§ **What to produce**: Scan the listing for the word "JSON" and report every line that contains it.

___ Provided data ___

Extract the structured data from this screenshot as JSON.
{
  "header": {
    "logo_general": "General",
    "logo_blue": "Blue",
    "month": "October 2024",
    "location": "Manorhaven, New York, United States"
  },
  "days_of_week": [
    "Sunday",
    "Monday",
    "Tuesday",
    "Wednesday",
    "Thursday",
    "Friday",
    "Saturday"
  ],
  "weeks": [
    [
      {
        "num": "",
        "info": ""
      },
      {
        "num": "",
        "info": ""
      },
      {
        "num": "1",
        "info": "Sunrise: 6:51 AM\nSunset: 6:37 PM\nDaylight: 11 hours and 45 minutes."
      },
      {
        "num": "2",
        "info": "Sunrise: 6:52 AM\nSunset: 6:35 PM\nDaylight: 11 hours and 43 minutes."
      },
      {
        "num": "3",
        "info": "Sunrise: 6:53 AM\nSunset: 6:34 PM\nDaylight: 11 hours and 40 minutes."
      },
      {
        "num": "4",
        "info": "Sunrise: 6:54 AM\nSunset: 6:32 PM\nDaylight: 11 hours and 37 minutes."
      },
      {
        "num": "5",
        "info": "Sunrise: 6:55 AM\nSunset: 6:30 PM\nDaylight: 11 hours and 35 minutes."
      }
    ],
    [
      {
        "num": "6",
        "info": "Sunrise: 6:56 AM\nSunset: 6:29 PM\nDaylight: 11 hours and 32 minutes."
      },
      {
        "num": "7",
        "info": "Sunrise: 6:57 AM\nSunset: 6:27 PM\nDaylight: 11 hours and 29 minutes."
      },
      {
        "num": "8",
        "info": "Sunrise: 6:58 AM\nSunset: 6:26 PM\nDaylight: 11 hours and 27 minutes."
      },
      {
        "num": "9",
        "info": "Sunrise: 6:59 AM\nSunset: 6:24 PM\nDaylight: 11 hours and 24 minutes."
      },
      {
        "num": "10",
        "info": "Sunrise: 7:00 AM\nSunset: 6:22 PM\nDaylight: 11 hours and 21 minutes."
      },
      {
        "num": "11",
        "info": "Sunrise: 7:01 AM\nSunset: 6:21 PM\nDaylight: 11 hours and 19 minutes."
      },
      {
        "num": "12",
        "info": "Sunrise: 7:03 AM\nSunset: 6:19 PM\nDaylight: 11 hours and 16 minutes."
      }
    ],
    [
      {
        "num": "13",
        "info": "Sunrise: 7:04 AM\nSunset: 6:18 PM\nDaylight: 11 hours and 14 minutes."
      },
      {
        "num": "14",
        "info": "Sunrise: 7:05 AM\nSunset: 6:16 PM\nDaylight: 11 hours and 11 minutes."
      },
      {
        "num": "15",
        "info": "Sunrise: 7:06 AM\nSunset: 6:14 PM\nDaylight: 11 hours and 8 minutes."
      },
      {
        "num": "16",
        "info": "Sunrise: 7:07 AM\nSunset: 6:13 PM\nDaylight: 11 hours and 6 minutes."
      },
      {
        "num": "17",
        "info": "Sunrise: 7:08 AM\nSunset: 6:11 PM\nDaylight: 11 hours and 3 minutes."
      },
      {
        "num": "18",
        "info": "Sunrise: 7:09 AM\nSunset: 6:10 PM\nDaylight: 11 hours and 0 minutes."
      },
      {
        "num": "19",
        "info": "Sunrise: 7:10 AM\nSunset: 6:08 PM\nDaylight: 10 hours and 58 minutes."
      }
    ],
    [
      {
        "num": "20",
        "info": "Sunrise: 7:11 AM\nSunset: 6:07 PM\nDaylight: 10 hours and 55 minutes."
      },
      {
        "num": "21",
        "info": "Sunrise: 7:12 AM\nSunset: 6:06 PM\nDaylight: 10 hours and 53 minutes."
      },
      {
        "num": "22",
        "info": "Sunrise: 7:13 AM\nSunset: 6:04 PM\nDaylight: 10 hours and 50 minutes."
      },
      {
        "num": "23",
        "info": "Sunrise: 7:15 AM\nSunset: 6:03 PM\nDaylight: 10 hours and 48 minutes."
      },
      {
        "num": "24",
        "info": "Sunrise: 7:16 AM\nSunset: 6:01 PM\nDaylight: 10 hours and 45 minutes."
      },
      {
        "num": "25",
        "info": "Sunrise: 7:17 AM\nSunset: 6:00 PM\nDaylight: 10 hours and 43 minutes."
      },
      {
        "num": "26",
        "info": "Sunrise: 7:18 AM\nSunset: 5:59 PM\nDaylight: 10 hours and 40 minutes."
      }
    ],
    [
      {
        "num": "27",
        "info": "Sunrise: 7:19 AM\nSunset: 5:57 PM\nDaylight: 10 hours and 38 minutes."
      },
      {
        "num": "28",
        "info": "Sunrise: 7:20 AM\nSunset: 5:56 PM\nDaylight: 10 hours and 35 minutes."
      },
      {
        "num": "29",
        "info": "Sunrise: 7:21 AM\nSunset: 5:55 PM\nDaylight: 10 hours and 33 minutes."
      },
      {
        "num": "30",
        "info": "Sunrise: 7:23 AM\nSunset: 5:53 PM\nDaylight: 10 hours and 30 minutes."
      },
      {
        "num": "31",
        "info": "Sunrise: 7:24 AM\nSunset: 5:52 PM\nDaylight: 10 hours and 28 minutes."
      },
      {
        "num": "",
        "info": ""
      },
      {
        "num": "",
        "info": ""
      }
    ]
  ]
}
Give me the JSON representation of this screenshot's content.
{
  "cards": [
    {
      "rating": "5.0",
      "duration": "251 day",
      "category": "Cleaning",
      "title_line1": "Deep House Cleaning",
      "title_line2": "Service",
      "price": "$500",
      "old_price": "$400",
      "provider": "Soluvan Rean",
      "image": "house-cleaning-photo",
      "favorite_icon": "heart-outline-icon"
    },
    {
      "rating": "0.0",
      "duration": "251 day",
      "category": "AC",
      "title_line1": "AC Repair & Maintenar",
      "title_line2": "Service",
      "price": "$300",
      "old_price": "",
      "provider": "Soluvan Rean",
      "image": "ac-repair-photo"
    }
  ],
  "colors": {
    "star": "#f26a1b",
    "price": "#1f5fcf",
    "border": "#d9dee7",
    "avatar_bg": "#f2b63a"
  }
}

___

§ **Response to this exercise**:
Extract the structured data from this screenshot as JSON.
Give me the JSON representation of this screenshot's content.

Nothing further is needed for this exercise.